What Spencer Rattler said about getting drafted by the New Orleans Saints

On Saturday afternoon, round four of the 2024 NFL Draft came and went without Spencer Rattler’s name being called.

Analysts on the broadcast, South Carolina coaches and fans alike were baffled. Heck, they were pissed. It did not help that the broadcast confirmed NFL teams were looking down on Rattler because of how he was portrayed in a Netflix show ... from high school.

“Spencer has changed so much since high school and that experience made him a more self-aware, humble person,” ESPN’s Molly McGrath wrote on X. “I guarantee 99% of people would regret how they looked if cameras followed them around in high school.”

Rattler, who was expected to be taken in the second or third round, finally heard his name called in the fifth round, when the New Orleans Saints used the 150th overall pick on him.

Asked about the days and hours of waiting for a call, Rattler just wanted to look forward.

“At the end of the day, it’s a blessing to get picked wherever,” Rattler told reporters. “We were waiting around a day or two, but I had faith my name would be called today. I was just looking forward to it. We were going to be excited no matter what.”

Rattler said he took a visit to New Orleans a few weeks ago and spent time around the Saints brass, going to dinner with quarterbacks coach Andrew Janocko and meeting with a number of other coaches.

“I definitely clicked with them and knew they’d be in the mix, and I’m very happy they came and got me,” Rattler said. “I was familiar with the offense. Knew the verbiage — they installed some plays, and it was just fun.”

Luckily for Rattler: The Saints don’t have a long-term answer at quarterback. The likely starter will be Derek Carr, the 33-year old veteran who’s contract runs through 2026.

Rattler’s quarterback coach Mike Giovando told The State after Pro Day that he was just fine with Rattler sitting behind a starter for a year or two before becoming a starter. The timeline is certainly there in New Orleans.

“I feel confident,” Rattler said. “I want to come in and learn as much as I can from the vets.

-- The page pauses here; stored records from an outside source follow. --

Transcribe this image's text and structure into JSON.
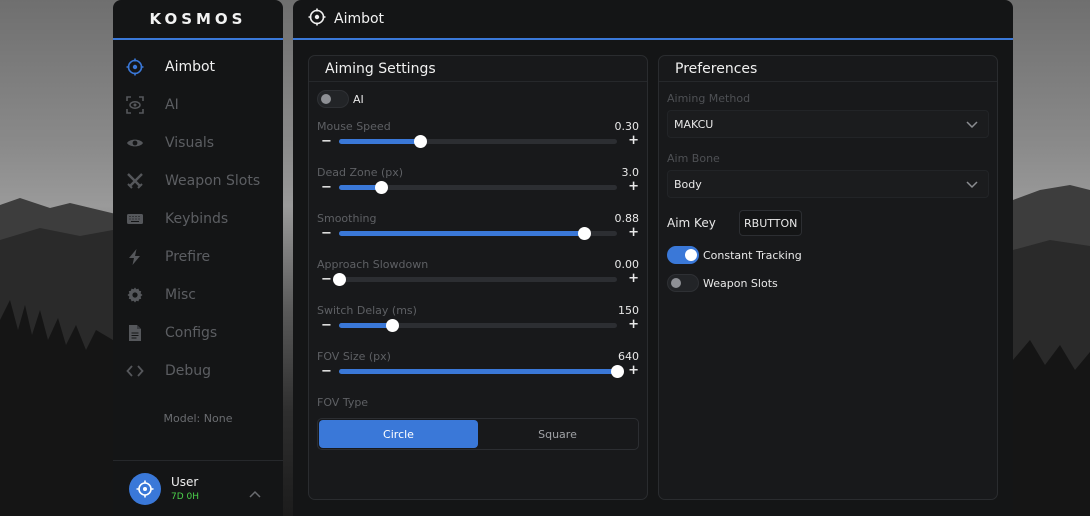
{
  "app": {
    "logo": "KOSMOS",
    "accent": "#3a78d8"
  },
  "sidebar": {
    "items": [
      {
        "label": "Aimbot",
        "icon": "crosshair-icon",
        "active": true
      },
      {
        "label": "AI",
        "icon": "eye-scan-icon",
        "active": false
      },
      {
        "label": "Visuals",
        "icon": "eye-icon",
        "active": false
      },
      {
        "label": "Weapon Slots",
        "icon": "crossed-swords-icon",
        "active": false
      },
      {
        "label": "Keybinds",
        "icon": "keyboard-icon",
        "active": false
      },
      {
        "label": "Prefire",
        "icon": "bolt-icon",
        "active": false
      },
      {
        "label": "Misc",
        "icon": "gear-icon",
        "active": false
      },
      {
        "label": "Configs",
        "icon": "file-icon",
        "active": false
      },
      {
        "label": "Debug",
        "icon": "code-icon",
        "active": false
      }
    ],
    "model": "Model: None",
    "user": {
      "name": "User",
      "time": "7D 0H"
    }
  },
  "header": {
    "title": "Aimbot"
  },
  "aiming": {
    "title": "Aiming Settings",
    "ai_toggle": {
      "label": "AI",
      "on": false
    },
    "sliders": [
      {
        "label": "Mouse Speed",
        "value": "0.30",
        "fraction": 0.29
      },
      {
        "label": "Dead Zone (px)",
        "value": "3.0",
        "fraction": 0.15
      },
      {
        "label": "Smoothing",
        "value": "0.88",
        "fraction": 0.88
      },
      {
        "label": "Approach Slowdown",
        "value": "0.00",
        "fraction": 0.0
      },
      {
        "label": "Switch Delay (ms)",
        "value": "150",
        "fraction": 0.19
      },
      {
        "label": "FOV Size (px)",
        "value": "640",
        "fraction": 1.0
      }
    ],
    "fov_type": {
      "label": "FOV Type",
      "options": [
        "Circle",
        "Square"
      ],
      "selected": "Circle"
    }
  },
  "preferences": {
    "title": "Preferences",
    "aiming_method": {
      "label": "Aiming Method",
      "value": "MAKCU"
    },
    "aim_bone": {
      "label": "Aim Bone",
      "value": "Body"
    },
    "aim_key": {
      "label": "Aim Key",
      "value": "RBUTTON"
    },
    "constant_tracking": {
      "label": "Constant Tracking",
      "on": true
    },
    "weapon_slots": {
      "label": "Weapon Slots",
      "on": false
    }
  }
}
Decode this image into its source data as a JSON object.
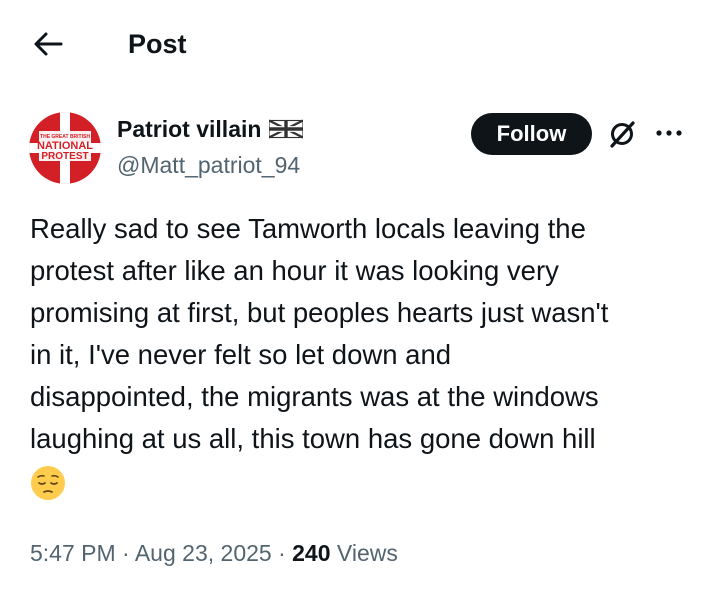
{
  "header": {
    "title": "Post",
    "back_icon": "arrow-left-icon"
  },
  "author": {
    "name": "Patriot villain",
    "handle": "@Matt_patriot_94",
    "flag_icon": "uk-flag-icon",
    "avatar_text": [
      "THE GREAT BRITISH",
      "NATIONAL",
      "PROTEST"
    ]
  },
  "actions": {
    "follow_label": "Follow",
    "grok_icon": "grok-icon",
    "more_icon": "more-options-icon"
  },
  "tweet": {
    "lines": [
      "Really sad to see Tamworth locals leaving the",
      "protest after like an hour it was looking very",
      "promising at first, but peoples hearts just wasn't",
      "in it, I've never felt so let down and",
      "disappointed, the migrants was at the windows",
      "laughing at us all, this town has gone down hill"
    ],
    "emoji": "pensive-face-emoji"
  },
  "meta": {
    "time": "5:47 PM",
    "separator": "·",
    "date": "Aug 23, 2025",
    "views_count": "240",
    "views_label": "Views"
  },
  "colors": {
    "text": "#0f1419",
    "secondary": "#536471",
    "follow_bg": "#0f1419",
    "avatar_red": "#d32027"
  }
}
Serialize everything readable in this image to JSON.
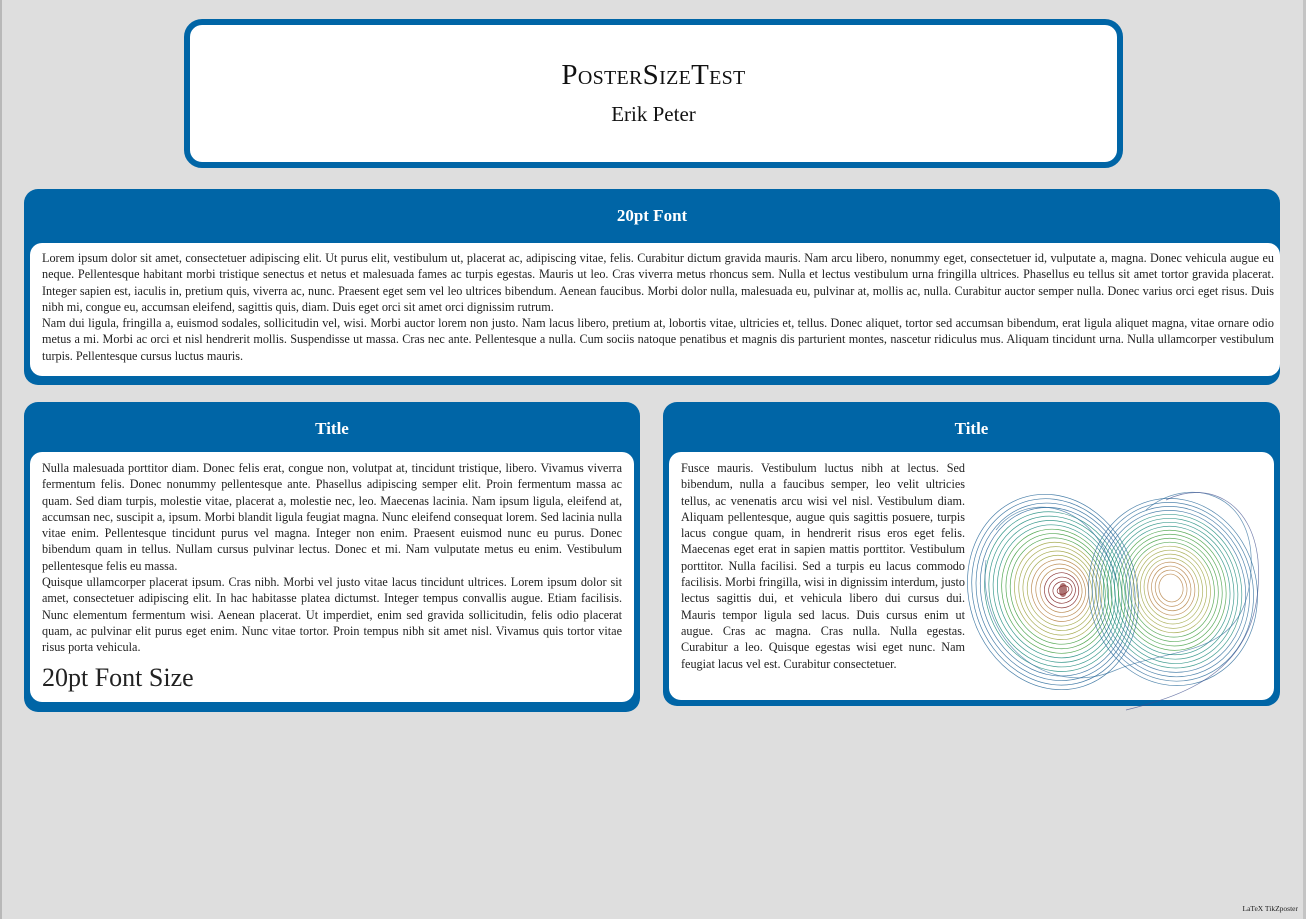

There’s obviously a lot of great players in that room, lot of great players on the team — coaches, too. I just want to come in, soak in all the knowledge and work my tail off every day.”

What will likely help Rattler’s transition to the NFL is who he learned from in Columbia. South Carolina’s offensive coordinator last season was Dowell Loggains, who came to USC with over a decade of NFL experience highlighted by stints as the Bears’, Dolphins’ and Jets’ offensive coordinator.

Rattler mentioned when Loggains arrived, they sat down and mapped out goals. Among them: Protect the ball. Use your legs. Be precise. Be efficient.

The work began to show.

He cut his interceptions from 12 to just eight. After fumbling twice in 2022, he didn’t lose the ball once last season. And despite being sacked 41 times, Rattler still had positive rushing yards and scampered into the end zone four times.

“I am an athlete,” Rattler said. “We showed I can tuck it and go and help the team get some first (downs), some explosive runs. You’ve got to have that dynamic as a quarterback.”

But for those betting on Rattler, it’s because of the mental stuff. Yes, he did not look good in a Netflix show from six years ago.

Since then, though, very few have handled adversity better. He was expected to be the Heisman winner at Oklahoma then was publicly benched in the middle of a game for Caleb Williams.

He stuck with the Sooners and didn’t transfer until the end of the season. Then he arrived at South Carolina and became a two-year captain. When the offensive line continued to break down, Rattler kept things positive, never throwing anyone under the bus when it would have been so easy to do.

Saturday proved that there are still folks who judge Rattler because of his past, failing to correlate that Rattler is transformed man because of his past.

“Being able to experience a little adversity early in my college career, I think that helps,” Rattler said. “As a quarterback, especially at this level, you’re gonna experience adversity — whether you want it or not.”

Rattler continued: “I wouldn’t change a thing about nothing throughout college. I’m ready for the next step. I know I’m prepared.”